Data under study Start Marker

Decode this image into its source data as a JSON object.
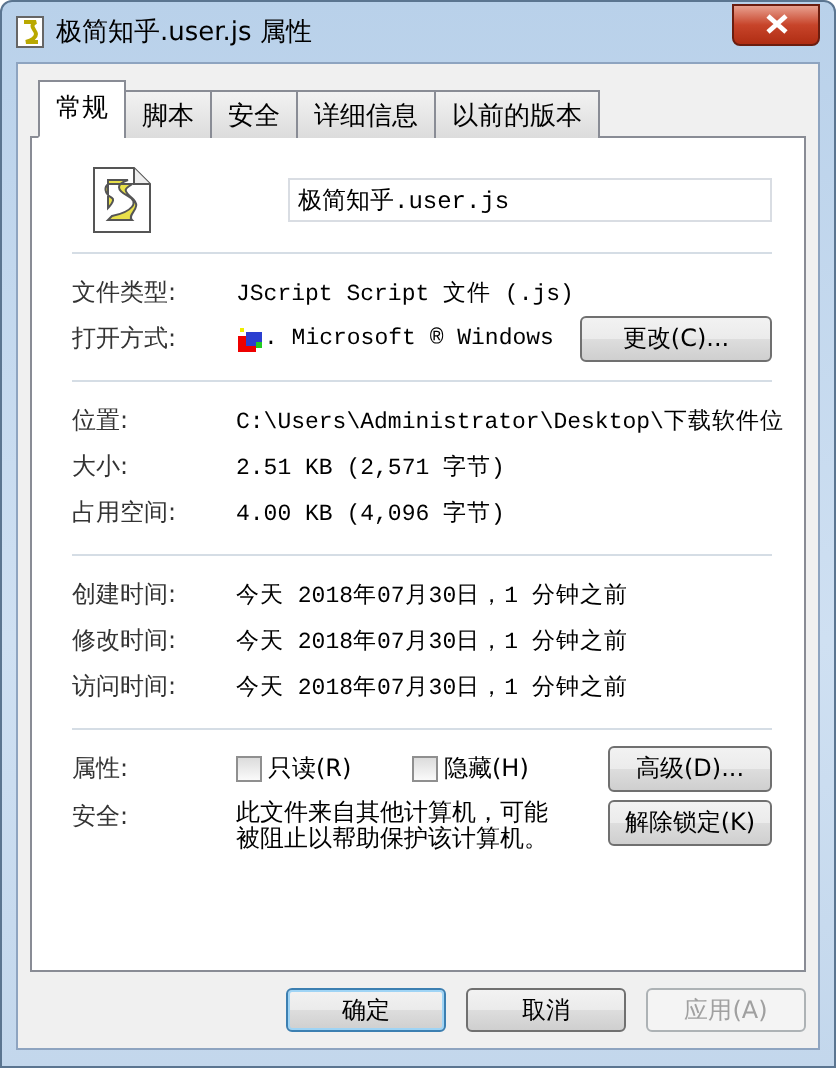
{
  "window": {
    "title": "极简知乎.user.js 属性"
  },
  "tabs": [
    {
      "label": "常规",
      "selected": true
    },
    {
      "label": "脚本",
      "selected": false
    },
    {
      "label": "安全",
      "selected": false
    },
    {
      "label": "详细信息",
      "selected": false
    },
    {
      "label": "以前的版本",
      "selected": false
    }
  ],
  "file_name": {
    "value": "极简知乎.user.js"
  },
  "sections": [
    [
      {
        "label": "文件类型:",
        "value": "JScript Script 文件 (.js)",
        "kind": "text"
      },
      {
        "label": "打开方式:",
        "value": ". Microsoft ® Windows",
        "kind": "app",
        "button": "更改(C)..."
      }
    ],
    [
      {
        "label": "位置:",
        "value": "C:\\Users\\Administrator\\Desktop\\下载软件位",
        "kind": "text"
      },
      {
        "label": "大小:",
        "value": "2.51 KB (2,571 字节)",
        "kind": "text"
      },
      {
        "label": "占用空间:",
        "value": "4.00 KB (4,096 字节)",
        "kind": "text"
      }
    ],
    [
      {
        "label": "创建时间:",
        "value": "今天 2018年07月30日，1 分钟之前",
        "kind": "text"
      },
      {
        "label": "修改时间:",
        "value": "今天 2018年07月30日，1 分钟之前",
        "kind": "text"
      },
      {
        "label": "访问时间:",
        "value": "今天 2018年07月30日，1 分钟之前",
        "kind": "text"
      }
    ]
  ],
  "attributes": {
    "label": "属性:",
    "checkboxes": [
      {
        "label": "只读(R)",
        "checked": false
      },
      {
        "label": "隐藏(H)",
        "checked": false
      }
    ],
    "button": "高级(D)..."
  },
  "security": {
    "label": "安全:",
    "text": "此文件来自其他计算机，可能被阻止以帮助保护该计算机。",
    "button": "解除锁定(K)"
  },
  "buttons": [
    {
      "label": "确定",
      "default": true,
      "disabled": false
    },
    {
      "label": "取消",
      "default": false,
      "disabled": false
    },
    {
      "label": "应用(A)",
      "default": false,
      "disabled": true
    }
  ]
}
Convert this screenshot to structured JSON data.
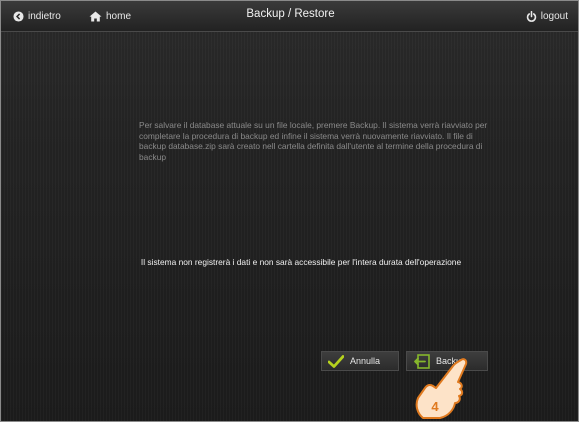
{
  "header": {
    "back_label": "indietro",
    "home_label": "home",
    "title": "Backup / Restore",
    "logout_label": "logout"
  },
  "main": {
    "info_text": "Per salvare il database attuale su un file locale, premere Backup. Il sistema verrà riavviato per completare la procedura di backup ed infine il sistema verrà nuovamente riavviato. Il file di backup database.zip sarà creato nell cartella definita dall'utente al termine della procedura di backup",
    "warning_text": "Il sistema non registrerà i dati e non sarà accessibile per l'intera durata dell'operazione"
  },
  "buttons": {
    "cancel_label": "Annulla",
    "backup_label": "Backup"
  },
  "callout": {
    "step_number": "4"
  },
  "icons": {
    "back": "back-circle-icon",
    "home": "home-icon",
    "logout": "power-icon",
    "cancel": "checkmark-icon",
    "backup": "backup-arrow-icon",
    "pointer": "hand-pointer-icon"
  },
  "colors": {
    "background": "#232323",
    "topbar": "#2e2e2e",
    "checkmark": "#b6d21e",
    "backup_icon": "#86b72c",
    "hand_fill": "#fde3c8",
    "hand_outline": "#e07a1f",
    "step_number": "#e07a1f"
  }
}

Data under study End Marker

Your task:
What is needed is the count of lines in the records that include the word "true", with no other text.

Task answer:
3